Meagan Francis, otherwise known as The Happiest Mom wrote once that mothers sometimes become “accustomed to thinking of motherhood in terms of what we have to give up when we have children.” She’s right, and I am as guilty as the next mom. I spend my fair share of time reflecting on life before kids and remembering how much easier life was.
And then I think about my two darling, beautiful sons. I think back to the early weeks after my first was born and remember a feeling of electricity that would run through me whenever he would touch me. It was thrilling and intense. It was the most emotional experience of my life. I was a mom and despite the fact that I had no idea what it was to be a mom, I knew that my life was changed forever, for the better.

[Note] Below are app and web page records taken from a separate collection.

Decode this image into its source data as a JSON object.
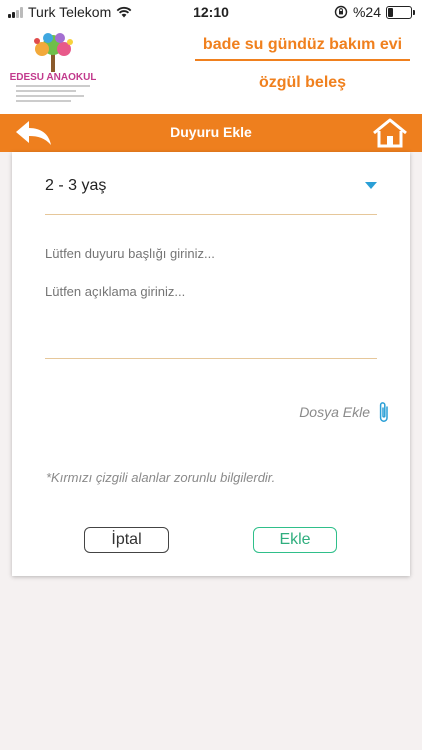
{
  "status_bar": {
    "carrier": "Turk Telekom",
    "time": "12:10",
    "battery_percent": "%24",
    "battery_level": 0.24
  },
  "header": {
    "logo_text": "BEDESU ANAOKULU",
    "school_name": "bade su gündüz bakım evi",
    "user_name": "özgül beleş"
  },
  "nav": {
    "title": "Duyuru Ekle",
    "back_icon": "back-arrow-icon",
    "home_icon": "home-icon"
  },
  "form": {
    "age_group_value": "2 - 3 yaş",
    "title_placeholder": "Lütfen duyuru başlığı giriniz...",
    "description_placeholder": "Lütfen açıklama giriniz...",
    "attach_label": "Dosya Ekle",
    "required_note": "*Kırmızı çizgili alanlar zorunlu bilgilerdir.",
    "cancel_label": "İptal",
    "add_label": "Ekle"
  },
  "colors": {
    "accent_orange": "#ee7f1e",
    "add_green": "#2fbf8a",
    "caret_blue": "#2a9fd6",
    "underline": "#e6c79a"
  }
}
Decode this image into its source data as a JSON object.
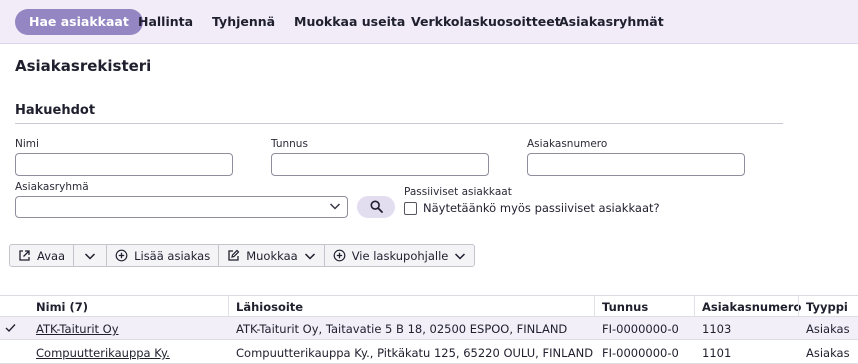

My children have inspired me to be a better person in a way that I didn’t know I needed to be. I think more carefully about what I say, the decisions I make and the actions that I take. I know that I am setting an example and that little eyes are watching. Seems like a given I’m sure, and yet for me it wasn’t. I was accustomed to speaking my mind and making decisions that affected only me with little regard for others.
I didn’t expect this change. I didn’t expect that it would matter to me so deeply that I be a positive role model for my children. I obviously knew that being a parent came with certain responsibilities, but what I didn’t understand was how deeply it would inspire me to want to be a better person. I felt this new sense that as a parent I could make a difference in the world by making a difference in my children’s lives. I didn’t really expect it, and I’m not sure a person who isn’t a parent can really understand how that feels.
Now I understand that there is so much more to this job than just the title, the next plate of baked cookies or the stories before bedtime. It’s showing my children the goodness in the world through my words and actions and providing them with an example that will help them make the decisions that will shape their future.
Motherhood changed me by showing me that I can make a difference every day. It changed me by making me fully consider the person I am. When I was younger, I was a fly by the seat of my pants, speak my mind, be darned what others think kind of person. A part of me is still that person, the part that hopes to show my children what it means to be confident, independent and driven. But it’s a softer part, one that now understands that little eyes are watching, learning and trusting.